This weeks #frifotos is all about windows. A fascinating subject, to be sure. I like photographing windows. And doors, turrets, oriels – all the features of a house that might give a hint at the personality of those that dwell within. Fodder for the imagination it is.
This window, however, is a bit different. Here, it’s about what we’re keeping out. Or so we think. This window, you see, looks out on the deliciously spooky Bodmin Moor in Cornwall.
Just a short walk around the corner from here is Dozmary Pool. According to legend, this pretty, but rather unassuming little lake is where King Arthur tossed Excalibur as he was dying. According to legend, it’s also bottomless.
Sadly, neither claim is substantiated by fact. Surveyors have measured the lake: it’s no more than 3 metres at the deepest. No one has found Excalibur either, not even bits of it. But just because it hasn’t been found…
Just a little further along are the Hurlers, an ancient stone circle of unknown origin. We, of course, know these were people turned to stone because rather than going to church on Sunday, they played games on Bodmin Moor. And not just any game, but the old Cornish game of hurling (think rugby, without any rules).
Of course, my youngest didn’t much care about a circle of stone people when there were real live horses to get up close with.
Horses on Bodmin Moor
Fables and mysteries of Bodmin Moor
Cornwall is full of lore, and nowhere more so than on this wild and misty moor. The Devil lives here. As does little people, giants, lost lovers, pixies and witches. Then, of course, there’s the Beast of Bodmin, a large, black cat, possibly a panther, who has been sighted and even accused of killing livestock.
Again, nothing can be proven, but no one can say the authorities haven’t taken it seriously. In 1995, the British government conducted an official inquiry. The investigation concluded there were no verifiable evidence of exotic felines on the loose. But then, we know there’s no verifiable evidence of lots of things in this world, don’t we? Often very interesting things. And often on Bodmin Moor.
You might be inside looking out, but don’t think you’re safe from unearthly beings. Behind this window, you see, are the corridors of Jamaica Inn, one of the most haunted hostelries in Britain. Ghostly foot steps have been heard in these corridors. Down the hall a bit is room number 5. Woe to him who looks up a minute while, say brushing his teeth, only to see a face next to his in the mirror… mwahahahaha
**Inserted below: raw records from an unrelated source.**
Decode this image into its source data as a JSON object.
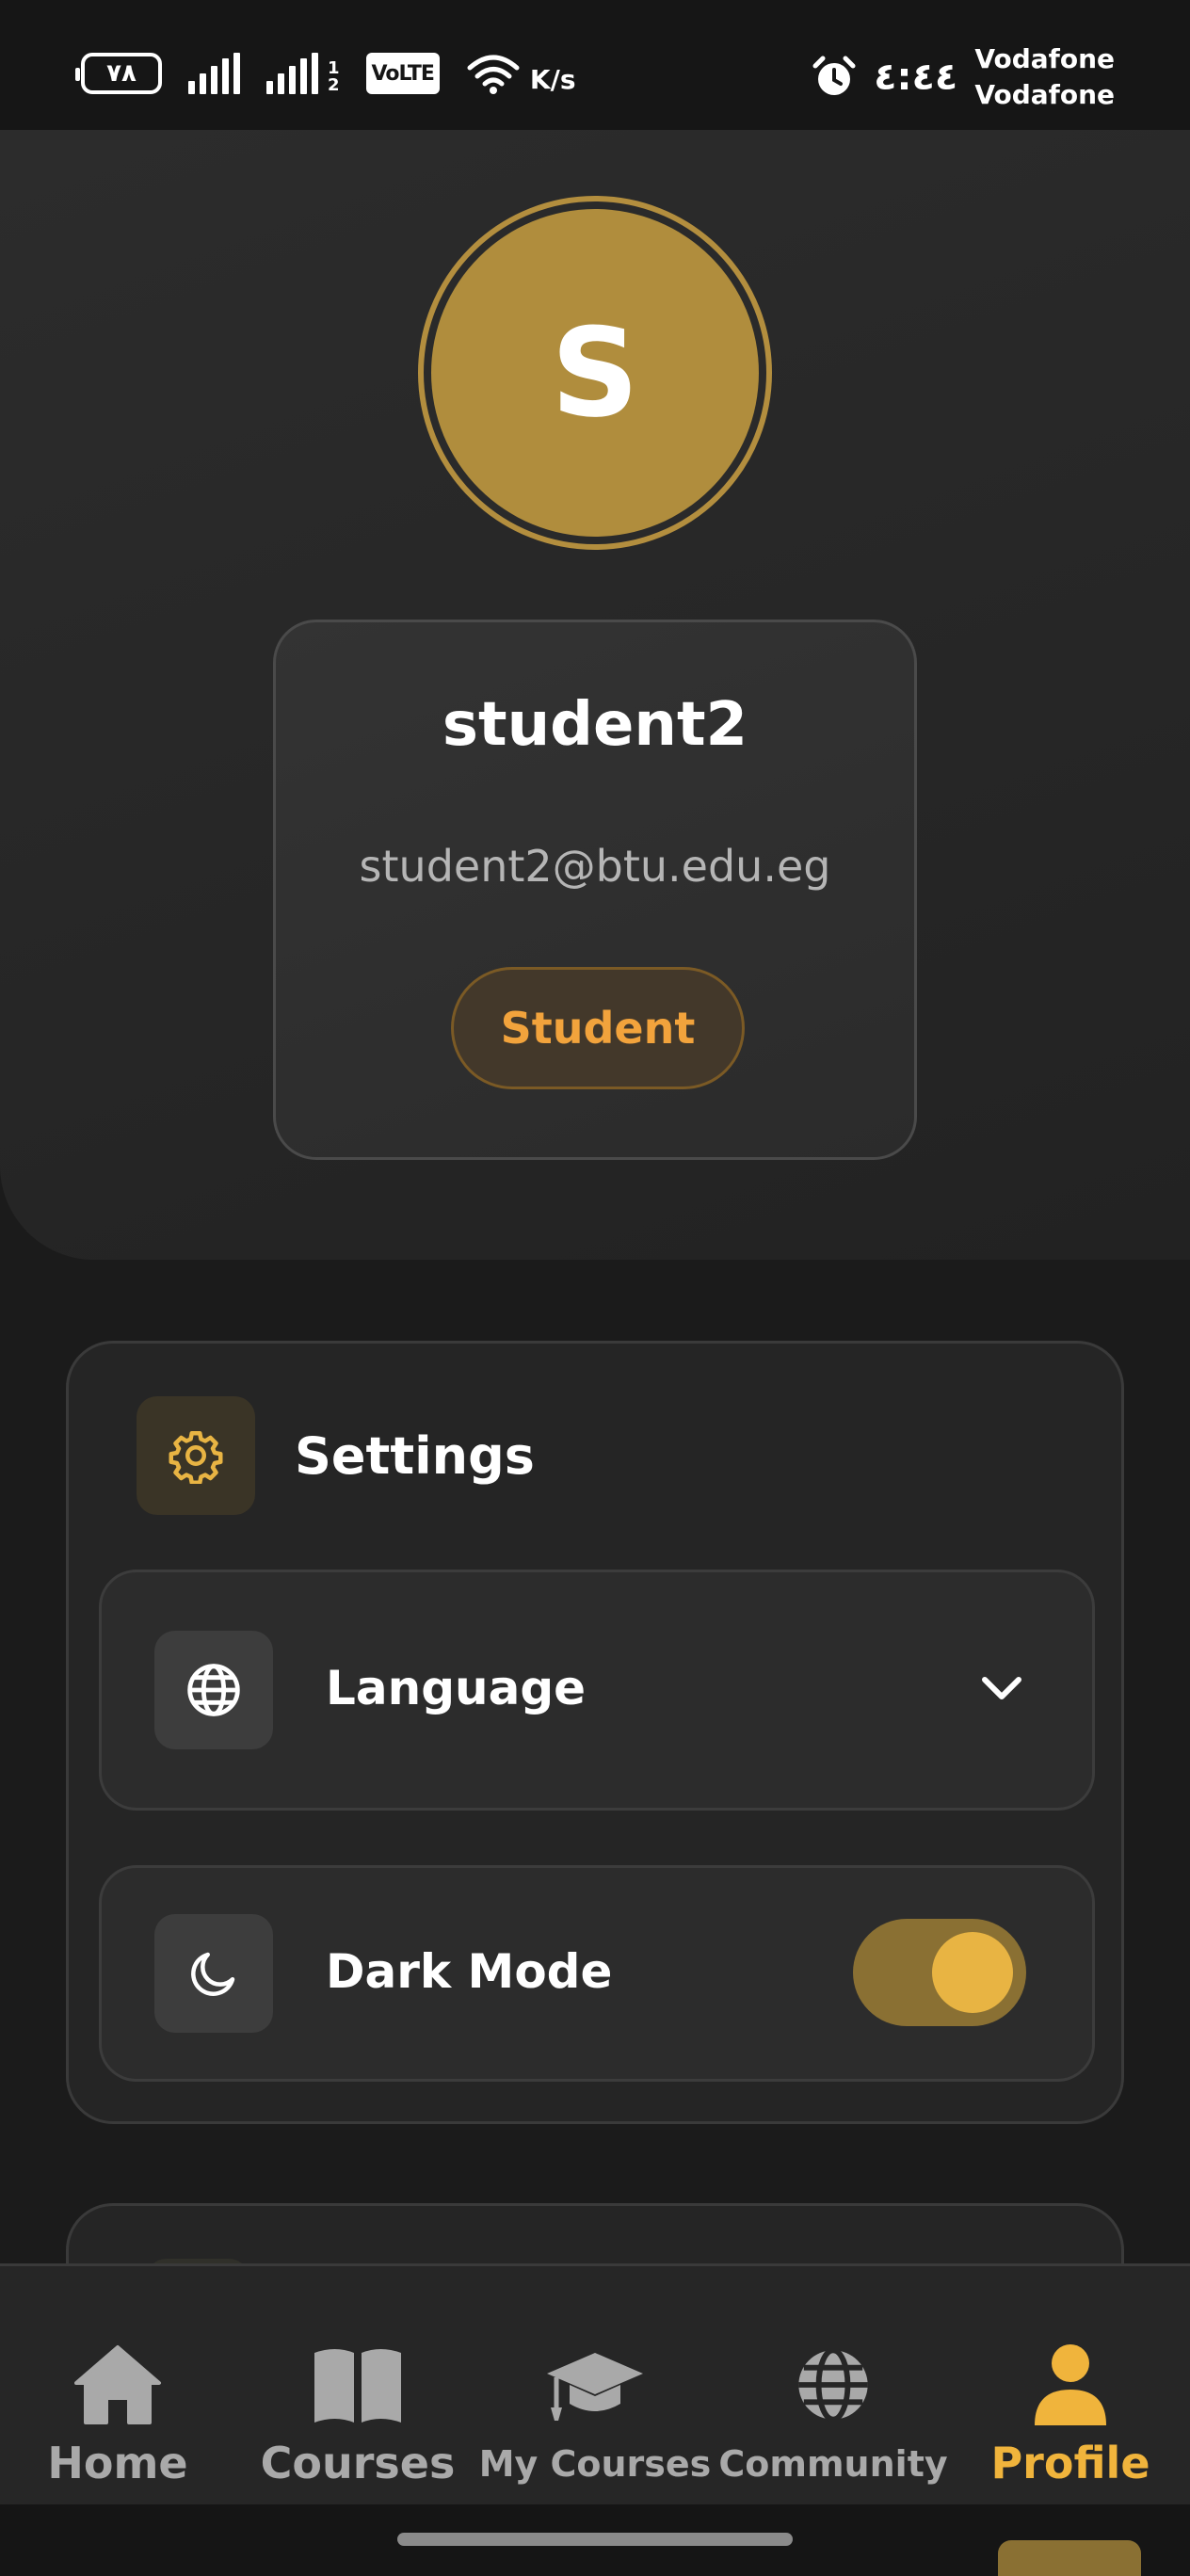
{
  "status_bar": {
    "battery": "٧٨",
    "sim_index_top": "1",
    "sim_index_bottom": "2",
    "volte": "VoLTE",
    "speed": "K/s",
    "time": "٤:٤٤",
    "carrier1": "Vodafone",
    "carrier2": "Vodafone"
  },
  "profile": {
    "avatar_initial": "S",
    "name": "student2",
    "email": "student2@btu.edu.eg",
    "role": "Student"
  },
  "settings": {
    "title": "Settings",
    "language_label": "Language",
    "dark_mode_label": "Dark Mode",
    "dark_mode_on": true
  },
  "nav": {
    "home": "Home",
    "courses": "Courses",
    "my_courses": "My Courses",
    "community": "Community",
    "profile": "Profile",
    "active": "profile"
  },
  "colors": {
    "accent": "#f0b43c",
    "avatar": "#b08d3d",
    "background": "#1b1b1b"
  }
}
I used to live quite close to Bodmin moor so this post is a real memory trip for me. I remember trips up to visit Dozmary pool and the Hurlers – I always used to love getting lost amongst the rocks of the Tor’s and the vistas of the windswept moors. A beautiful place 🙂
How cool, Laurence. Cornwall is my favourite part of England. Beautiful and mysterious and, well, just different from anywhere else.
“People turned to stone because they didn’t go to church on Sunday”
I’m so using that tomorrow morning when my kids don’t want to get up. If there’s a lot of hits on your blog tomorrow morning, it’s just me showing those pictures to my kids over and over again.
Sophie, are you SURE that it wasn’t Merlin who turned those people into stone?? I’m thinking one of them is holding the sword. He fished it out of the pond, angering Merlin, and Merlin turned all of them into stone. Gotta be the true story, don’t you think?
I love this post, and will link to it in some of my Hallowe’en meanderings.
I think you might be on to something, Vera 🙂
Omg look what happens if you don’t go to church on Sunday… Ooops today is Sunday! 😛 Great post, I love magical places 😉
Better get to church 🙂
This post has really peaked my interest. I would think that a “bottomless” lake would be much deeper than 3m. It seems like someone a long time ago could have established that after taking a deep breath. Those ponies are darling, and my youngest would be all over them, too. This makes me want to visit.
Yes, you’d think they would have found out a long time ago it wasn’t very deep at all. Although, thinking it was bottomless, and possibly slightly dangerous, perhaps people didn’t dare try…
The stories alone would have made me fearful of even walking by a moor but they’re so fantastical that a part of me would still be curious to prove them wrong.
I see what you mean 🙂
Oh I would love to see how an ancient stone looks like in personal.
It’s really historical.
Bodmin Moor is a beautiful scenic place to visit
I lived on the edge of the moor for 7 years
There are plenty of abandened Tin Mines which in themselves hold a lot of mysterey on the moor
Some great hiking routes across Bodmin Moor.Easy to spend a whole day on it
Must have been an interesting place to live. The abandoned tin mines sound fascinating, too. I’d love to return to this eerily attractive moor to do some more hiking and exploring.
I Love your site! You have some amazing stories and great photographs and it’s wonderful to see someone focus on the experience with children. If you’re ever interested in entering any of them with BarrelHopping, we have ongoing contests where you can win cash and will get exposure to your site. Check us out when you have time and safe travels!
Thanks for stopping by, Mike. Will have a look at BarrelHopping; cool name 🙂